After Mann, though, there was a radical transformation. So-called progressive education, as it came to be known, was the new norm. Under his vision, schools were to serve as tools for re-shaping human nature and society to achieve a heaven-on-earth ideal.
One of the most far-reaching innovations to enter the schools under Mann was the “whole word” method of teaching reading, as opposed to the phonics that had been used for thousands of years. It ended in total disaster. That story, which is crucial to understanding the modern illiteracy crisis, will be recounted in an upcoming article in this education series.
After unleashing government education on the people of Massachusetts, Mann went to Prussia to gain a deeper understanding of that regime’s centralized indoctrination system. Upon his return to the United States, he beat back conservative attackers upset about his schemes. Then he traveled the country like an evangelist shilling for government schools, successfully promoting the Prussian system in state after state.

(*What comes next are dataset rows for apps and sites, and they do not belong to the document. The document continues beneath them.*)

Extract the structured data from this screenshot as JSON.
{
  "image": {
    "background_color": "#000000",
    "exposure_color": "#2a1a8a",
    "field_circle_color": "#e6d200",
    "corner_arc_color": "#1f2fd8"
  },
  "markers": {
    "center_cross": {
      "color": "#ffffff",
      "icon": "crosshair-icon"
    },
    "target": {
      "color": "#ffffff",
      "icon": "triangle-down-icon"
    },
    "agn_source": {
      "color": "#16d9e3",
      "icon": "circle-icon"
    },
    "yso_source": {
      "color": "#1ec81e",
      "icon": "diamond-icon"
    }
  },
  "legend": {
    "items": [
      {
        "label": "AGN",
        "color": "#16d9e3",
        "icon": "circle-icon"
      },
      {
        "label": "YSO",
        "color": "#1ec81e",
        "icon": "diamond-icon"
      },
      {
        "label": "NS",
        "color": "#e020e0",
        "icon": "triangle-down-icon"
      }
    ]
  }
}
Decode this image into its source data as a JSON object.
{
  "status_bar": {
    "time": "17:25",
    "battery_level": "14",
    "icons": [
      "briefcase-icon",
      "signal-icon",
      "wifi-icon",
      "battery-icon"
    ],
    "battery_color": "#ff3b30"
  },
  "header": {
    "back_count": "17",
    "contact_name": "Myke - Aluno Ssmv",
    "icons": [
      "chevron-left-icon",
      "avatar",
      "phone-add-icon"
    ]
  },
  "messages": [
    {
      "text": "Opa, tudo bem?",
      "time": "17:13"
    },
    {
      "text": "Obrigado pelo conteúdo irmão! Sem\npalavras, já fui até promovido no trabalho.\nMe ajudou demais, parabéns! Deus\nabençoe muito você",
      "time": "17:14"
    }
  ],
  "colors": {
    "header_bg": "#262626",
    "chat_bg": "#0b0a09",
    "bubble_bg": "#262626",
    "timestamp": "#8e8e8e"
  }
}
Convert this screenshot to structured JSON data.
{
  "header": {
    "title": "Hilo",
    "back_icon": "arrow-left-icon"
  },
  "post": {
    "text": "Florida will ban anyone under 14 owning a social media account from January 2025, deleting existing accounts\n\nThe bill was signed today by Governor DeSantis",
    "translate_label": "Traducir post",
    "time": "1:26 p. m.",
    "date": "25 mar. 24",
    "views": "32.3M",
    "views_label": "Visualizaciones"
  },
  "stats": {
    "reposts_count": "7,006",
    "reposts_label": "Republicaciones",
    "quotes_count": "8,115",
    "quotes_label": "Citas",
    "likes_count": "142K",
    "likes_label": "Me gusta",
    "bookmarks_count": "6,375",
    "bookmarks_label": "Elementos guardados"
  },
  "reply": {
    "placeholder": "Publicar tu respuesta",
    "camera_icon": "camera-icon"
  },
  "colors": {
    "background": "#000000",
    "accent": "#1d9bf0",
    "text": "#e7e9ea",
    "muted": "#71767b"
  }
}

The Utopians believed government schools would make Prussia and other jurisdictions that implemented them into paradises of enlightenment and progress. The reality, unfortunately, has not been nearly so nice. In Prussia, the statist educational system culminated in the total transformation of Germany into one of the most despotic horror shows in human history.
It’s not working out well for Americans today, either. Stay tuned to this space for more.
Alex Newman is an award-winning international journalist, educator, author, and consultant who co-wrote the book “Crimes of the Educators: How Utopians Are Using Government Schools to Destroy America’s Children.” He also serves as the CEO of Liberty Sentinel Media and writes for diverse publications in the United States and abroad.
Views expressed in this article are the opinions of the author and do not necessarily reflect the views of The Epoch Times.